Data science is quite similar to cooking and making your favorite meal. While we can usually simply go to our local supermarket and acquire our raw ingredients, it is often not that easy for a data scientist. Imagen before cooking your favorite meal you didn’t know if the supermarket is open or if the food is even edible. Hence, before the fun part the cooking and eating can start, we need to acquire, organize and structure our data. This is by my experience one of the crucial parts during a Machine Learning use case and usually takes most of the time. Often, the data does not just reside locally in a csv or excel file on our laptop but originally lies in a database like SAP HANA. To work on a database like SAP HANA you usually work with the Structured Query Language (SQL) which is over 40 years old. But as a huge R fan I want to stay in my used environment and not switch back and forth. For example, after the first modeling phase I may have to go back into the data preparation phase to engineer new features. Hence, I want to be more flexible but still use the power of SAP HANA. The R package dbplyr brings both worlds together and is designed to work with database tables as if they were local data frames in R. The goal of the package dbplyr is to automatically generate certain SQL statements for you, focusing on select statements. This means you can continue to use the functions out of the dplyr package with which you are familiar with.
What will you learn?
- Connect to your SAP HANA through the odbc package
- Generate SQL queries directly in RStudio through the dbplyr package
- Enable the power of the in-memory database SAP HANA for data preparation
First, we need to connect to our SAP HANA using DBI::dbConnect() through ODBC. To connect to any SAP HANA system, you will need the ODBC client.

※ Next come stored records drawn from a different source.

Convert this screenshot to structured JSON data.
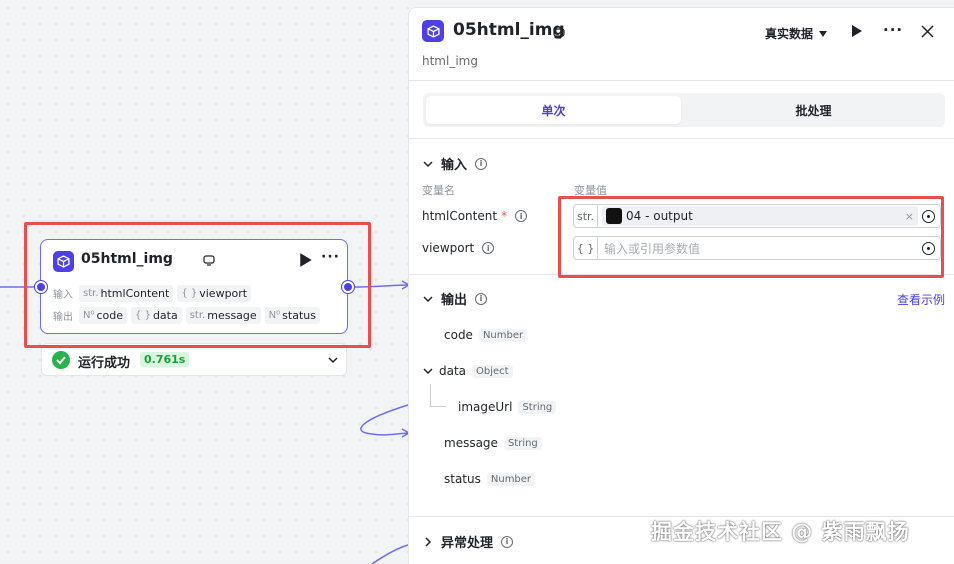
{
  "node": {
    "title": "05html_img",
    "input_label": "输入",
    "output_label": "输出",
    "inputs": [
      {
        "type": "str.",
        "name": "htmlContent"
      },
      {
        "type": "{ }",
        "name": "viewport"
      }
    ],
    "outputs": [
      {
        "type": "N⁰",
        "name": "code"
      },
      {
        "type": "{ }",
        "name": "data"
      },
      {
        "type": "str.",
        "name": "message"
      },
      {
        "type": "N⁰",
        "name": "status"
      }
    ]
  },
  "run_status": {
    "text": "运行成功",
    "time": "0.761s"
  },
  "panel": {
    "title": "05html_img",
    "subtitle": "html_img",
    "data_mode": "真实数据",
    "tabs": [
      "单次",
      "批处理"
    ],
    "input_section": {
      "title": "输入",
      "col_name": "变量名",
      "col_value": "变量值",
      "rows": [
        {
          "name": "htmlContent",
          "required": "*",
          "type": "str.",
          "ref": "04 - output",
          "clear": "×"
        },
        {
          "name": "viewport",
          "type": "{ }",
          "placeholder": "输入或引用参数值"
        }
      ]
    },
    "output_section": {
      "title": "输出",
      "example_link": "查看示例",
      "fields": [
        {
          "name": "code",
          "type": "Number"
        },
        {
          "name": "data",
          "type": "Object"
        },
        {
          "name": "imageUrl",
          "type": "String"
        },
        {
          "name": "message",
          "type": "String"
        },
        {
          "name": "status",
          "type": "Number"
        }
      ]
    },
    "exception_section": {
      "title": "异常处理"
    }
  },
  "watermark": "掘金技术社区 @ 紫雨飘扬",
  "colors": {
    "accent": "#4e40e5",
    "highlight": "#e8504f",
    "success": "#28b34a"
  }
}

In case you do not have the HANA ODBC client installed, you can download the client from the SAP Support Launchpad.
Please follow the steps in this guide to unpack the .SAR file. After completing the installation open the ODBC Data Source Desktop app. Then on System DNS choose Add and select HDBODBC.
Enter the Data Source Name, Description and Server:Port and press Connect.

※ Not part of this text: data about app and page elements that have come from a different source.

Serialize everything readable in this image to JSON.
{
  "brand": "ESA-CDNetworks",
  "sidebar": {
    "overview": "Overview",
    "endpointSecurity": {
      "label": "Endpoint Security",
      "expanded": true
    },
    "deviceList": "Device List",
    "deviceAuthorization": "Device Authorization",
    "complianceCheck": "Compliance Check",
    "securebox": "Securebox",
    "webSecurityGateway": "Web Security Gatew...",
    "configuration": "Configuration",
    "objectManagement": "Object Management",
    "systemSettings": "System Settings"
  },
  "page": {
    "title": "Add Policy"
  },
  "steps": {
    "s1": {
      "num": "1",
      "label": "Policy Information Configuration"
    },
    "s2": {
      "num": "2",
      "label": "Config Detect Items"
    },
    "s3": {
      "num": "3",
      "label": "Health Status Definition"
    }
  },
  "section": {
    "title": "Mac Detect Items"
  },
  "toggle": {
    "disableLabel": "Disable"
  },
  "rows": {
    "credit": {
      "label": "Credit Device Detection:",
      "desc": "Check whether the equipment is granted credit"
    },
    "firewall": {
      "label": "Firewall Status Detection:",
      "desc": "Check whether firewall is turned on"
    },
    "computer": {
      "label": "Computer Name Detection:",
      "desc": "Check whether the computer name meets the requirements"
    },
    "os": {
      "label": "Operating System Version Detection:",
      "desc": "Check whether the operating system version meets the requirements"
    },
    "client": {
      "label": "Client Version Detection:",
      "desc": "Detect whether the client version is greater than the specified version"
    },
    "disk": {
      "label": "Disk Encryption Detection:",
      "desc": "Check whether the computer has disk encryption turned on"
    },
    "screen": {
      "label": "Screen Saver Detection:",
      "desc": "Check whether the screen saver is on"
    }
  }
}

Next, enter your username and password and choose OK.
If you completed the setup successful you will get the following prompt.
Now, we move into my favorite environment RStudio 😊 The R script is available under the following link. First, we must install the following packages:
Next, we randomly simulate our own data, which of course fits to our cooking theme in this Hands-On tutorial. Therefore, we simulate one data frame(df1) which contains for each customer the bought ice cream sort. In addition, we create one data frame (df2) in which certain customers provided feedback for the ice cream ranging from 1 to 5 with 5 being the highest score. Hence, please execute the following R script:
After simulating our data, we need to connect to our SAP HANA through ODBC and push our data into the database. To create the connection we use the dbConnect() function out of the DBI package. The tutorial under this link really helped to get started. Please make yourself familiar with the odbc() and dbConnect() functions. Then provide your credentials into the provided R script and execute the following lines:
After refreshing you should see the two datasets DF1 and DF2 under the connections, which are now residing in our SAP HANA. We are able to control this directly in RStudio.
Further, we use the tbl() function to create a reference to these tables. Then we print the results to our console, which looks like a regular tibble.
In the next step we create an inner join to combine the two datasets through the customer ID. After joining the two tables we can look at the SQL query or load the data in our local RStudio environment. We can therefore execute all the computational costly data preparation steps directly in SAP HANA using the power of our in-memory database and then only collect our final dataset.
The dplyr package provides many functions to prepare and transform our data. Of course, this is just the tip of the iceberg in this Hands-On tutorial. Hence, as a second example we will filter our joined dataset focusing on all the customers which gave our ice cream a score higher than 4. Therefore, please execute the following R script:
As we can see in the table our ice cream Chocolate Fudge Brownie was scored the highest from two customers.
Furthermore, you may of course copy the SQL query acquired through the show_query() function and execute it directly in SAP HANA Studio.
I encourage you to try it on your own and get your data ready for the next Machine Learning use case. Many more practical exercises, examples and information can be found here: